## YOUR TASK
Leave every picture out, and write out the remaining entries exactly.

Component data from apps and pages
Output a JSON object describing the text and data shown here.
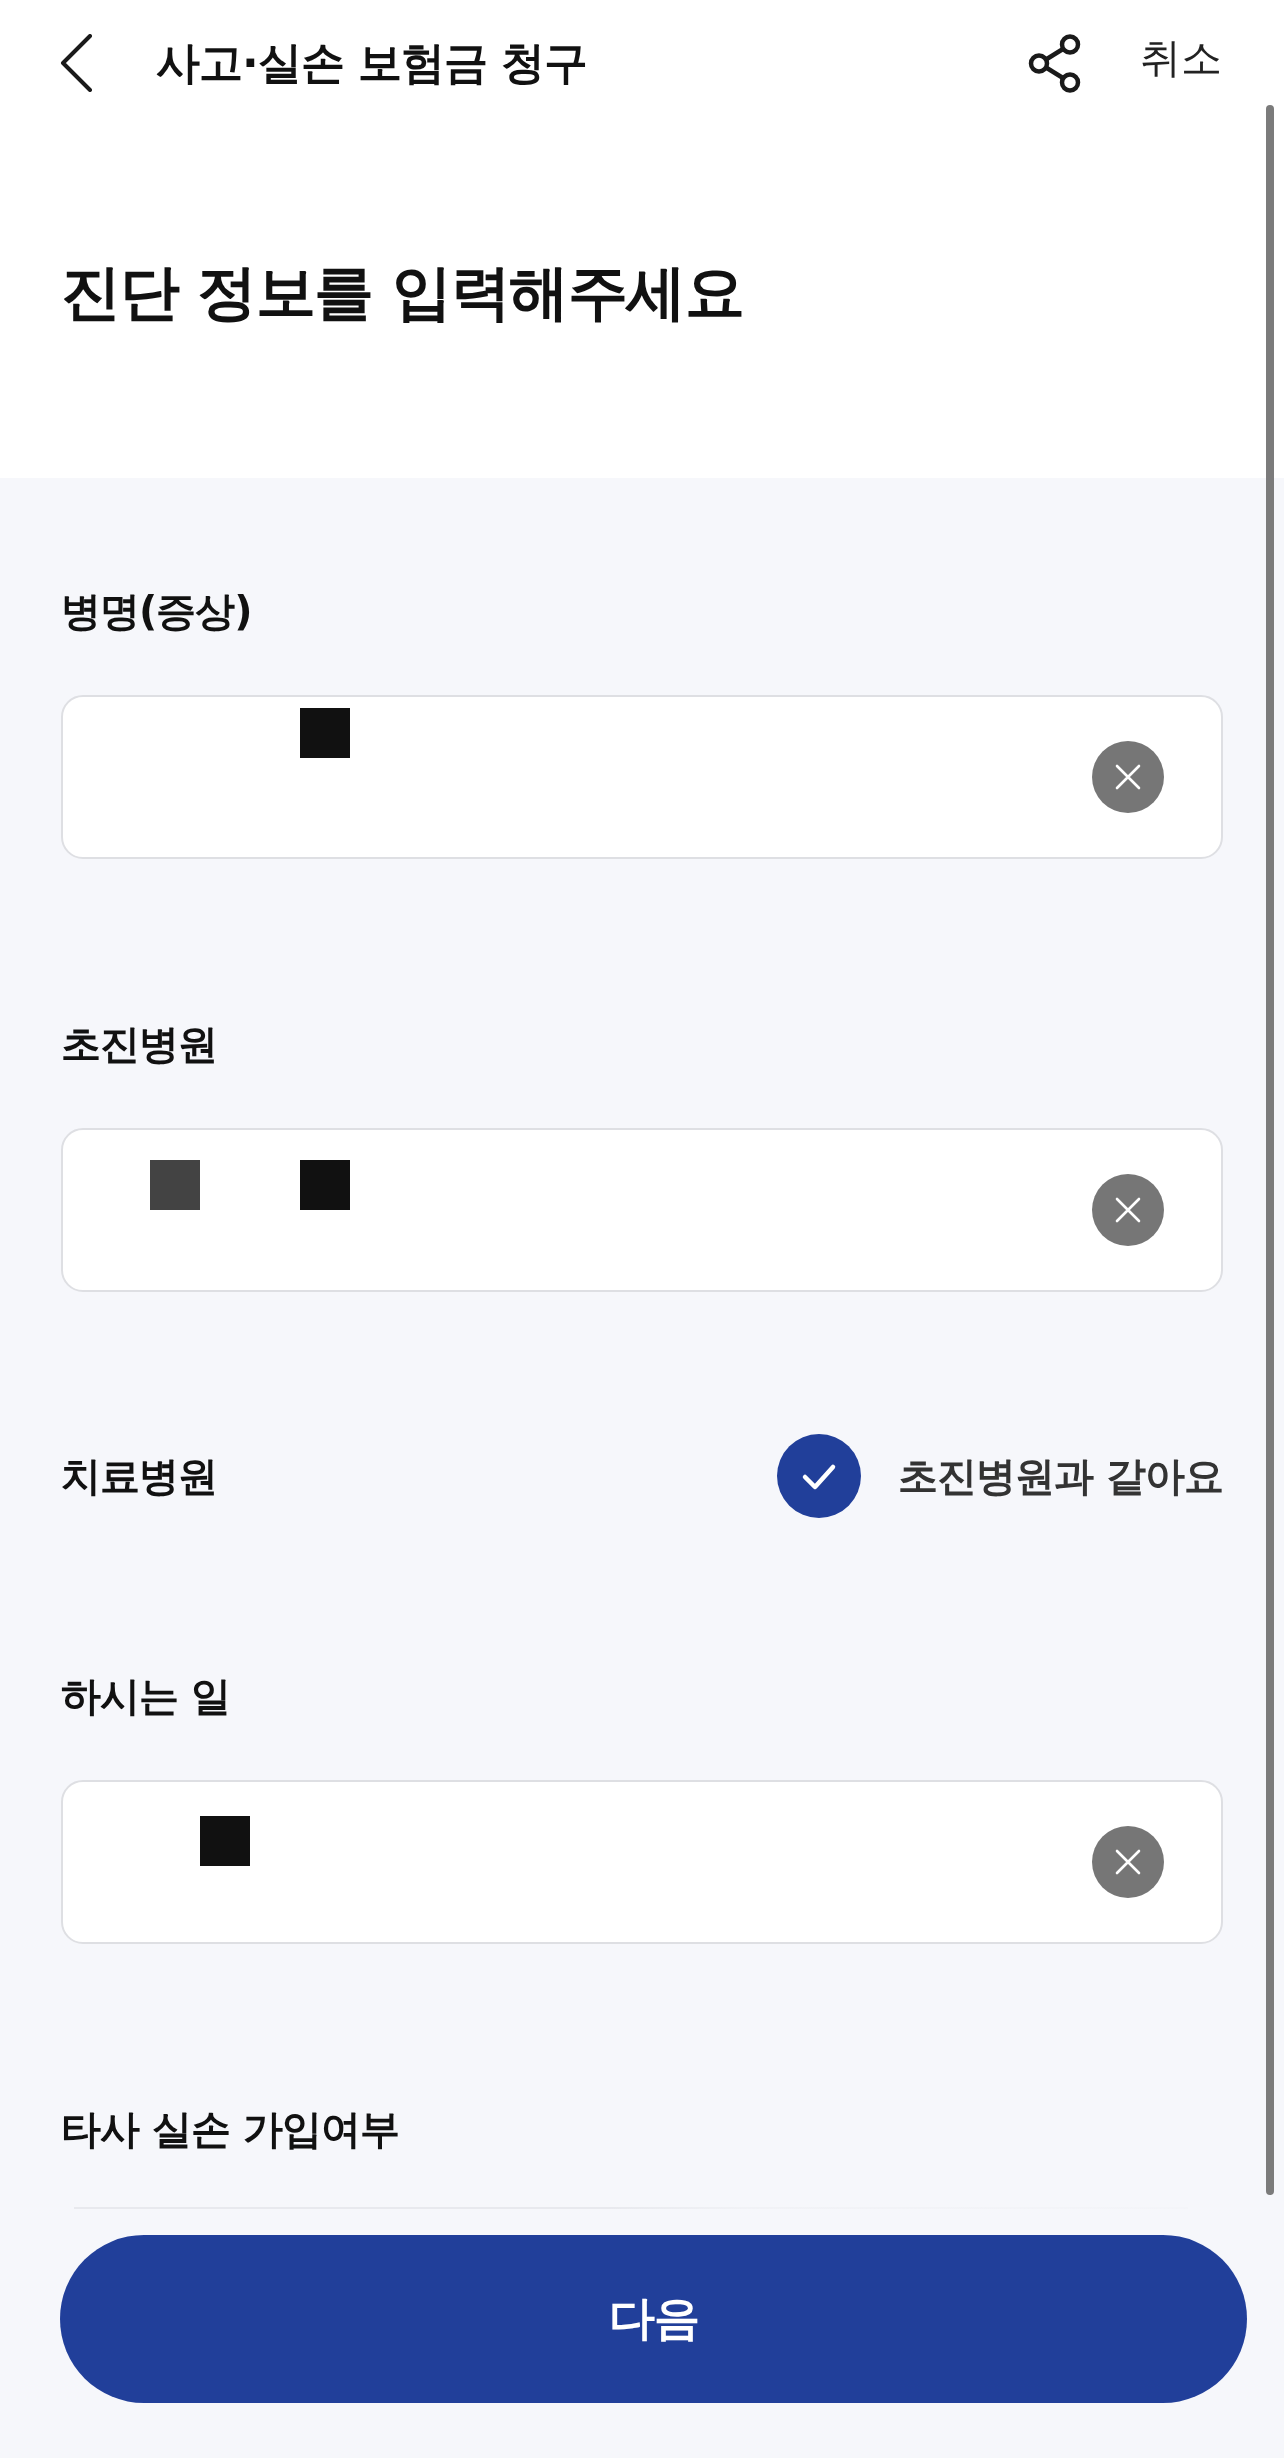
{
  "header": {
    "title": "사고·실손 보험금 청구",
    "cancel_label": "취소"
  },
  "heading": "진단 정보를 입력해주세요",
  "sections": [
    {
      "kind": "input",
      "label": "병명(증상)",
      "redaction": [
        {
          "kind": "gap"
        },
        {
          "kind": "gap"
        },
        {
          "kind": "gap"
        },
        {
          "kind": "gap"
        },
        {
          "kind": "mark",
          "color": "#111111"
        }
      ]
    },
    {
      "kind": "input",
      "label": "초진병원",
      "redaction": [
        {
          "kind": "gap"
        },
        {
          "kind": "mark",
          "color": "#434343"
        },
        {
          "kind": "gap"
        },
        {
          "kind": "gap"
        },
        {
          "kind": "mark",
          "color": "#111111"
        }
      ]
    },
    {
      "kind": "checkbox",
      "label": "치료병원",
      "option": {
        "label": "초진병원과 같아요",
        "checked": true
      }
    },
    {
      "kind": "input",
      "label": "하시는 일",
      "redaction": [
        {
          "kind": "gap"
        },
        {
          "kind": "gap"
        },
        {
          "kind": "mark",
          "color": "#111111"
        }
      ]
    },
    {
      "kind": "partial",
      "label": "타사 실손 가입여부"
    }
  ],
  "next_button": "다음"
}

## EXERCISE RESULT
Output a JSON object describing the text and data shown here.
{
  "header": {
    "title": "사고·실손 보험금 청구",
    "cancel_label": "취소"
  },
  "heading": "진단 정보를 입력해주세요",
  "sections": [
    {
      "kind": "input",
      "label": "병명(증상)",
      "redaction": [
        {
          "kind": "gap"
        },
        {
          "kind": "gap"
        },
        {
          "kind": "gap"
        },
        {
          "kind": "gap"
        },
        {
          "kind": "mark",
          "color": "#111111"
        }
      ]
    },
    {
      "kind": "input",
      "label": "초진병원",
      "redaction": [
        {
          "kind": "gap"
        },
        {
          "kind": "mark",
          "color": "#434343"
        },
        {
          "kind": "gap"
        },
        {
          "kind": "gap"
        },
        {
          "kind": "mark",
          "color": "#111111"
        }
      ]
    },
    {
      "kind": "checkbox",
      "label": "치료병원",
      "option": {
        "label": "초진병원과 같아요",
        "checked": true
      }
    },
    {
      "kind": "input",
      "label": "하시는 일",
      "redaction": [
        {
          "kind": "gap"
        },
        {
          "kind": "gap"
        },
        {
          "kind": "mark",
          "color": "#111111"
        }
      ]
    },
    {
      "kind": "partial",
      "label": "타사 실손 가입여부"
    }
  ],
  "next_button": "다음"
}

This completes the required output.